Foreign funds have poured millions of dollars in restaurant chains in Vietnam, where a large population with a growing middle class is expected to provide solid support to the growth of the food and beverages industry.
KAfe Group Limited, which runs a coffeehouse chain in Vietnam, received an investment of US$5.5 million from institutional investors in London and Hong Kong.
Hong Kong-based Cassia Investments, a private-equity firm specializing in funding lower middle-market companies across Asia, has provided 90 percent of the funding. The other 10 percent came from another investor based in London.
KAfe founder Dao Chi Anh, who said the funding would allow the chain to expand its operations in Vietnam, hopes to increase the number of outlets to 26 from 12 last year.
KAfe Group is also eyeing an overseas public listing at a later stage for further expansion in the country.
It is reportedly developing its own branded coffee and tea ranges and a pressed juice range.
Anh, a home chef and a cookbook author, opened the first KAfe store in August 2013, targeting young customers with fusion cuisine and naturally flavored drinks.
Anh’s coffeehouse chain is one of many restaurant chains to attract foreign investment in recent years. Huy Vietnam Food Processing Company, which operate more than 100 restaurants serving Vietnamese food, got an infusion of $11 million from US fund Franklin Templeton.
Franklin Templeton prioritizes investment in firms with good management, efficient business and transparent information, newswire VnExpress quoted Mark Mobius, Executive Chairman of Templeton Emerging Markets Group, as saying.
Knowing the development strategy of Huy Vietnam Food Processing Company, Franklin Templeton decided to invest in it after holding negotiations in Singapore, he said, adding that his fund would invest further in the company whenever the it needs.
Huy Vietnam, founded in 2007, has received three rounds of funding worth $65 million from foreign private-equity firms, including Fortress Capital. It runs casual restaurant chains such as Mon Hue and Pho Ong Hung.
Huy said it plans to expand in big cities and make an IPO.
Economist Nguyen Minh Phong said investment in dining chains is a developing trend.
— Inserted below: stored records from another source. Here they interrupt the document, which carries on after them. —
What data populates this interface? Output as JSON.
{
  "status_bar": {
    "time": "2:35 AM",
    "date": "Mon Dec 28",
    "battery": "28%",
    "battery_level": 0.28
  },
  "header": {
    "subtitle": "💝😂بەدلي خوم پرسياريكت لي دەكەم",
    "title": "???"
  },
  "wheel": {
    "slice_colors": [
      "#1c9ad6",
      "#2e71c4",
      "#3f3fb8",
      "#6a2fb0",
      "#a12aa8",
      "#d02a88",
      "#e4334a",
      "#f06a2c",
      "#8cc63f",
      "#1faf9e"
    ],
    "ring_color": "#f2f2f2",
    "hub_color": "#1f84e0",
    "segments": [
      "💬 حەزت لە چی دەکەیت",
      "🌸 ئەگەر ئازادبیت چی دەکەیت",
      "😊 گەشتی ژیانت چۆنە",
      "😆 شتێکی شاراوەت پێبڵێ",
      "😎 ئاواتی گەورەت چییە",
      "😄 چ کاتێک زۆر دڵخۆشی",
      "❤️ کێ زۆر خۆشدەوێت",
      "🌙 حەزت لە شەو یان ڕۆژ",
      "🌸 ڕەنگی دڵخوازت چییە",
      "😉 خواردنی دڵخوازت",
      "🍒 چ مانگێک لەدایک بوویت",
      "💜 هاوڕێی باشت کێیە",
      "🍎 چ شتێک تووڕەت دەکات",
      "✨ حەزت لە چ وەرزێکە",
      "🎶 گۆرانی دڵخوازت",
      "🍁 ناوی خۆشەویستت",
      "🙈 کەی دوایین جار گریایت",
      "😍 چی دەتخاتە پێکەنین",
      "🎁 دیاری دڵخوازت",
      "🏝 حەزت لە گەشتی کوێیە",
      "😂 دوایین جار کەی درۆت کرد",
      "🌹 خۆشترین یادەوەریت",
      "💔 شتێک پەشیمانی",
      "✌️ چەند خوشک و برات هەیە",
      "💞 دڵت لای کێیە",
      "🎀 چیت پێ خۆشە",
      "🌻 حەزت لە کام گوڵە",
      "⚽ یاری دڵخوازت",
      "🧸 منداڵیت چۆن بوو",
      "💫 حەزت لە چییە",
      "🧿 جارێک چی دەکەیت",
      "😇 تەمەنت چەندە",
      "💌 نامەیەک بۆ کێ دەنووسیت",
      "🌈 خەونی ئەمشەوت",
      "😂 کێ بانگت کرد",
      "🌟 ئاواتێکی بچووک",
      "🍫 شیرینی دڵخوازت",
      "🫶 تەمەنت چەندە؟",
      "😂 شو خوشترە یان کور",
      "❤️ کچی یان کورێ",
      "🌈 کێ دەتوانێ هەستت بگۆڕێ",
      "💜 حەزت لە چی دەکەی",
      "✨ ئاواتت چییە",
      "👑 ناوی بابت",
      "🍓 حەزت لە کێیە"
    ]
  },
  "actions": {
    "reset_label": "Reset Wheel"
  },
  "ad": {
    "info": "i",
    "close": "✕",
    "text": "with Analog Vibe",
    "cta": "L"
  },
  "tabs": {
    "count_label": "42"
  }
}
It is not much affected by economic downturns since food is indispensable. “Thus, the sector will always be attractive to investors.”
High profit is another factor that makes the business mode attractive to investors, he said.
In 2014 another restaurant chain operator, Golden Gate, received an infusion of $35 million from Standard Chartered.
Earlier Vietnamese private equity firm Mekong Capital said it had exited from Golden Gate with a net 9.1-fold return on its investment.
Mekong Capital Partner Chad Ovel said Golden Gate has grown from five restaurants in 2008 (when the fund first made its investment) to 67 now.
Mekong Capital reportedly invested $2.6 million in Golden Gate in 2008, and two years later started to partially sell off its holding, according to the Wall Street Journal.
Golden Gate is one of the leading restaurant chain operators in Vietnam with the popular Ashima mushroom hotpot restaurants, Kichi-Kichi rotary express hotpot restaurants, SumoBBQ grill and hotpot restaurants, and Vuvuzela beer clubs.
The retail and F&B sectors are considered the two most attractive for private-equity transactions, according to a recent study by auditing firm Grant Thornton Vietnam.
Vietnam is considered as one of the most promising consumer markets in Asia, benefiting from a large population and rapid growth in incomes and urbanization.
The increase in disposable incomes has caused huge demand for low- to high-end products, changes in lifestyles, and a habit of drinking and eating out, particularly in major cities.
It is expected that in 2015-20 the beverages and packaged and fast food sub-sectors would grow at respectively 7-11 percent and 3-9 percent a year, the report said.
Besides buying shares of Vietnamese companies, many foreign businesses have also opened their own restaurants in Vietnam. Restaurants such as Japan’s Tokyo Deli and Sakura and Thailand’s Coca Suki are mushrooming in big cities.
Many other foreign food and beverage companies like Pizza Hut, Domino's Pizza and Baskin-Robbins have opened their stores via franchisees in Vietnam.
An industry insider said: "The young and dynamic consumers are the main reasons foreign firms are seeking franchises in the local market. We can expect that franchises in Vietnam will grow rapidly."
Vietnam has a population of nearly 90 million people with 65 percent aged below 35, a segment that is highly receptive to modern offerings, he said.
Franchising can help companies cut costs and risks when expanding in foreign markets.
With an investment of $300,000-500,000, a local firm can become a franchisee for foreign companies, the insider said.
The franchising market has been very busy over the past few years, as companies from the US, EU, Japan, and South Korea have jostled for space.
McDonald's, Burger King, Yum's KFC, Pizza Hut, South Korea's Lotteria Co. and the Philippines’s Jollibee Foods Corp. have a growing presence in the country.
In 2015 the economy grew at 6.68 percent, beating the government’s 6.2 percent target.